> _WHAT IS NEEDED_
The entries below are to be printed again word for word.

> _INPUT FOR THIS TASK_
——————

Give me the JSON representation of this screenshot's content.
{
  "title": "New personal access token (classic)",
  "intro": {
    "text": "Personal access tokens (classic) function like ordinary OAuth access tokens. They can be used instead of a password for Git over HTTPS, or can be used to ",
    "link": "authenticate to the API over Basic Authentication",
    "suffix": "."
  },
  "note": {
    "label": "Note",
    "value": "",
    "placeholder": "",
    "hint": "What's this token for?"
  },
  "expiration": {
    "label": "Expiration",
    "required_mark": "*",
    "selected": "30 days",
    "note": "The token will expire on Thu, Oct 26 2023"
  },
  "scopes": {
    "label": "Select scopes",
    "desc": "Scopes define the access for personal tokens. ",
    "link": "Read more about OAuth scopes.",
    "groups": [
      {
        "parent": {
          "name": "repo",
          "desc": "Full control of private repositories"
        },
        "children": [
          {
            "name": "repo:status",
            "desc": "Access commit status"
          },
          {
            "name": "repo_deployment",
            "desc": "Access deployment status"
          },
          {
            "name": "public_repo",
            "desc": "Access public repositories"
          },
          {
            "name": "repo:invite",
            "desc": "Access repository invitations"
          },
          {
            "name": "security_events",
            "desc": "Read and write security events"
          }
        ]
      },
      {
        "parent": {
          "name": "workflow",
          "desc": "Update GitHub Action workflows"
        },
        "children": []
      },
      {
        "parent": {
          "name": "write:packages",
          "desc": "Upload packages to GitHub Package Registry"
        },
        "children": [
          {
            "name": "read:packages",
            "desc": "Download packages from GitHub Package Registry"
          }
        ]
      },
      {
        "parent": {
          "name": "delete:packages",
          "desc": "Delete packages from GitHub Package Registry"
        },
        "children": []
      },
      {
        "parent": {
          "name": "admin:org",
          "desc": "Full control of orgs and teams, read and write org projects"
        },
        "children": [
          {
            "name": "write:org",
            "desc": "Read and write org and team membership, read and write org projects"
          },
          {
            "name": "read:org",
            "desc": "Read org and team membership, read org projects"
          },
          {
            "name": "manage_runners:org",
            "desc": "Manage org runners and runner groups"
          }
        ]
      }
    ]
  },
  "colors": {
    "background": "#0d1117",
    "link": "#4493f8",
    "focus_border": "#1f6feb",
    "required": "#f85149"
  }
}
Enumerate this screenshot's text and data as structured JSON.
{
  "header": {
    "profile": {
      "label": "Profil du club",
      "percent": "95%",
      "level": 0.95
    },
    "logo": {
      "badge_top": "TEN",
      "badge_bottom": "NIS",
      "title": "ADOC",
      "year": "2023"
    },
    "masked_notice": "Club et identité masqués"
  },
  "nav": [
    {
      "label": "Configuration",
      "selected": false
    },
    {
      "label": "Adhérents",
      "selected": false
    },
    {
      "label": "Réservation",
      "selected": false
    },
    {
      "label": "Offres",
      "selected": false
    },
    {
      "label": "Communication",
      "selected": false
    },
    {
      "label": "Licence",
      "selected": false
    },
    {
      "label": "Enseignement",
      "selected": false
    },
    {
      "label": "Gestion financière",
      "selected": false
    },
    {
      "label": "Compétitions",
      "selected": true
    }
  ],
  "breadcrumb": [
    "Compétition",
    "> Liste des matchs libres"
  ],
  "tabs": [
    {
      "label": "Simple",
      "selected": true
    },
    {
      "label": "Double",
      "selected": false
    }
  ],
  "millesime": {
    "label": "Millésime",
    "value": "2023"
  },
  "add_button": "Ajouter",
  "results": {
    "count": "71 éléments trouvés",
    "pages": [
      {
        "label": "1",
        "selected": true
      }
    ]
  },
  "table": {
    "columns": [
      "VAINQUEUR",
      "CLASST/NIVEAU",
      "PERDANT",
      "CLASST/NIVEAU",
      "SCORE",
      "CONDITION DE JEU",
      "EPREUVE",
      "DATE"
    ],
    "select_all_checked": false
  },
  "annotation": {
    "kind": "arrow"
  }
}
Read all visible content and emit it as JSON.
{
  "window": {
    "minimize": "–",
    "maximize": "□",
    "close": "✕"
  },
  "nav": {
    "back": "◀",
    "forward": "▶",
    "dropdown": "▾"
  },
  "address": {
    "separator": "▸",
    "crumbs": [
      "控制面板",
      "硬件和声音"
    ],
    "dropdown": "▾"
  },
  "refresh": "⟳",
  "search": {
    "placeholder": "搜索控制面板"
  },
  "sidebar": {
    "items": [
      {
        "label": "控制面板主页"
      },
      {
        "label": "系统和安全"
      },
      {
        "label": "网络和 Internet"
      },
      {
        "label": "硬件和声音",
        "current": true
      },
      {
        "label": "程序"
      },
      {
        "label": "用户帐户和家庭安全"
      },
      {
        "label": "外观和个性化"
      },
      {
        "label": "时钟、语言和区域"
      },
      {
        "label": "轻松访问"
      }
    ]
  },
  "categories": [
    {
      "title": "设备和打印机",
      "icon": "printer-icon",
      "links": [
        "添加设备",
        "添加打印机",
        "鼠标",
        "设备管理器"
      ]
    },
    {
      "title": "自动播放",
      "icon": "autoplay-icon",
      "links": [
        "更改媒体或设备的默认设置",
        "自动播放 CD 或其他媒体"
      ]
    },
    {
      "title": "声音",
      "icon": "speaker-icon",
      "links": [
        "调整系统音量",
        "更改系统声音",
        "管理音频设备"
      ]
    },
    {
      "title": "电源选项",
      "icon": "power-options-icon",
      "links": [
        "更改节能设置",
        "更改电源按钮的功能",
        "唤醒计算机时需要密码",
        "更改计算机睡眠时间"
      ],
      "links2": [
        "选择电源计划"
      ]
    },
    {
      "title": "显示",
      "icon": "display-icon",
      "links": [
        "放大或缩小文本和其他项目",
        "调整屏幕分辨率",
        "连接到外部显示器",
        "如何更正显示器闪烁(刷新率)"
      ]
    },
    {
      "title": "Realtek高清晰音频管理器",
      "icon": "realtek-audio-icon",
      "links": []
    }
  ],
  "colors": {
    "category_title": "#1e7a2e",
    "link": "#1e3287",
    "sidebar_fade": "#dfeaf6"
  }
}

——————

> _EXERCISE OUTPUT_
Give me the JSON representation of this screenshot's content.
{
  "title": "New personal access token (classic)",
  "intro": {
    "text": "Personal access tokens (classic) function like ordinary OAuth access tokens. They can be used instead of a password for Git over HTTPS, or can be used to ",
    "link": "authenticate to the API over Basic Authentication",
    "suffix": "."
  },
  "note": {
    "label": "Note",
    "value": "",
    "placeholder": "",
    "hint": "What's this token for?"
  },
  "expiration": {
    "label": "Expiration",
    "required_mark": "*",
    "selected": "30 days",
    "note": "The token will expire on Thu, Oct 26 2023"
  },
  "scopes": {
    "label": "Select scopes",
    "desc": "Scopes define the access for personal tokens. ",
    "link": "Read more about OAuth scopes.",
    "groups": [
      {
        "parent": {
          "name": "repo",
          "desc": "Full control of private repositories"
        },
        "children": [
          {
            "name": "repo:status",
            "desc": "Access commit status"
          },
          {
            "name": "repo_deployment",
            "desc": "Access deployment status"
          },
          {
            "name": "public_repo",
            "desc": "Access public repositories"
          },
          {
            "name": "repo:invite",
            "desc": "Access repository invitations"
          },
          {
            "name": "security_events",
            "desc": "Read and write security events"
          }
        ]
      },
      {
        "parent": {
          "name": "workflow",
          "desc": "Update GitHub Action workflows"
        },
        "children": []
      },
      {
        "parent": {
          "name": "write:packages",
          "desc": "Upload packages to GitHub Package Registry"
        },
        "children": [
          {
            "name": "read:packages",
            "desc": "Download packages from GitHub Package Registry"
          }
        ]
      },
      {
        "parent": {
          "name": "delete:packages",
          "desc": "Delete packages from GitHub Package Registry"
        },
        "children": []
      },
      {
        "parent": {
          "name": "admin:org",
          "desc": "Full control of orgs and teams, read and write org projects"
        },
        "children": [
          {
            "name": "write:org",
            "desc": "Read and write org and team membership, read and write org projects"
          },
          {
            "name": "read:org",
            "desc": "Read org and team membership, read org projects"
          },
          {
            "name": "manage_runners:org",
            "desc": "Manage org runners and runner groups"
          }
        ]
      }
    ]
  },
  "colors": {
    "background": "#0d1117",
    "link": "#4493f8",
    "focus_border": "#1f6feb",
    "required": "#f85149"
  }
}
Enumerate this screenshot's text and data as structured JSON.
{
  "header": {
    "profile": {
      "label": "Profil du club",
      "percent": "95%",
      "level": 0.95
    },
    "logo": {
      "badge_top": "TEN",
      "badge_bottom": "NIS",
      "title": "ADOC",
      "year": "2023"
    },
    "masked_notice": "Club et identité masqués"
  },
  "nav": [
    {
      "label": "Configuration",
      "selected": false
    },
    {
      "label": "Adhérents",
      "selected": false
    },
    {
      "label": "Réservation",
      "selected": false
    },
    {
      "label": "Offres",
      "selected": false
    },
    {
      "label": "Communication",
      "selected": false
    },
    {
      "label": "Licence",
      "selected": false
    },
    {
      "label": "Enseignement",
      "selected": false
    },
    {
      "label": "Gestion financière",
      "selected": false
    },
    {
      "label": "Compétitions",
      "selected": true
    }
  ],
  "breadcrumb": [
    "Compétition",
    "> Liste des matchs libres"
  ],
  "tabs": [
    {
      "label": "Simple",
      "selected": true
    },
    {
      "label": "Double",
      "selected": false
    }
  ],
  "millesime": {
    "label": "Millésime",
    "value": "2023"
  },
  "add_button": "Ajouter",
  "results": {
    "count": "71 éléments trouvés",
    "pages": [
      {
        "label": "1",
        "selected": true
      }
    ]
  },
  "table": {
    "columns": [
      "VAINQUEUR",
      "CLASST/NIVEAU",
      "PERDANT",
      "CLASST/NIVEAU",
      "SCORE",
      "CONDITION DE JEU",
      "EPREUVE",
      "DATE"
    ],
    "select_all_checked": false
  },
  "annotation": {
    "kind": "arrow"
  }
}
Read all visible content and emit it as JSON.
{
  "window": {
    "minimize": "–",
    "maximize": "□",
    "close": "✕"
  },
  "nav": {
    "back": "◀",
    "forward": "▶",
    "dropdown": "▾"
  },
  "address": {
    "separator": "▸",
    "crumbs": [
      "控制面板",
      "硬件和声音"
    ],
    "dropdown": "▾"
  },
  "refresh": "⟳",
  "search": {
    "placeholder": "搜索控制面板"
  },
  "sidebar": {
    "items": [
      {
        "label": "控制面板主页"
      },
      {
        "label": "系统和安全"
      },
      {
        "label": "网络和 Internet"
      },
      {
        "label": "硬件和声音",
        "current": true
      },
      {
        "label": "程序"
      },
      {
        "label": "用户帐户和家庭安全"
      },
      {
        "label": "外观和个性化"
      },
      {
        "label": "时钟、语言和区域"
      },
      {
        "label": "轻松访问"
      }
    ]
  },
  "categories": [
    {
      "title": "设备和打印机",
      "icon": "printer-icon",
      "links": [
        "添加设备",
        "添加打印机",
        "鼠标",
        "设备管理器"
      ]
    },
    {
      "title": "自动播放",
      "icon": "autoplay-icon",
      "links": [
        "更改媒体或设备的默认设置",
        "自动播放 CD 或其他媒体"
      ]
    },
    {
      "title": "声音",
      "icon": "speaker-icon",
      "links": [
        "调整系统音量",
        "更改系统声音",
        "管理音频设备"
      ]
    },
    {
      "title": "电源选项",
      "icon": "power-options-icon",
      "links": [
        "更改节能设置",
        "更改电源按钮的功能",
        "唤醒计算机时需要密码",
        "更改计算机睡眠时间"
      ],
      "links2": [
        "选择电源计划"
      ]
    },
    {
      "title": "显示",
      "icon": "display-icon",
      "links": [
        "放大或缩小文本和其他项目",
        "调整屏幕分辨率",
        "连接到外部显示器",
        "如何更正显示器闪烁(刷新率)"
      ]
    },
    {
      "title": "Realtek高清晰音频管理器",
      "icon": "realtek-audio-icon",
      "links": []
    }
  ],
  "colors": {
    "category_title": "#1e7a2e",
    "link": "#1e3287",
    "sidebar_fade": "#dfeaf6"
  }
}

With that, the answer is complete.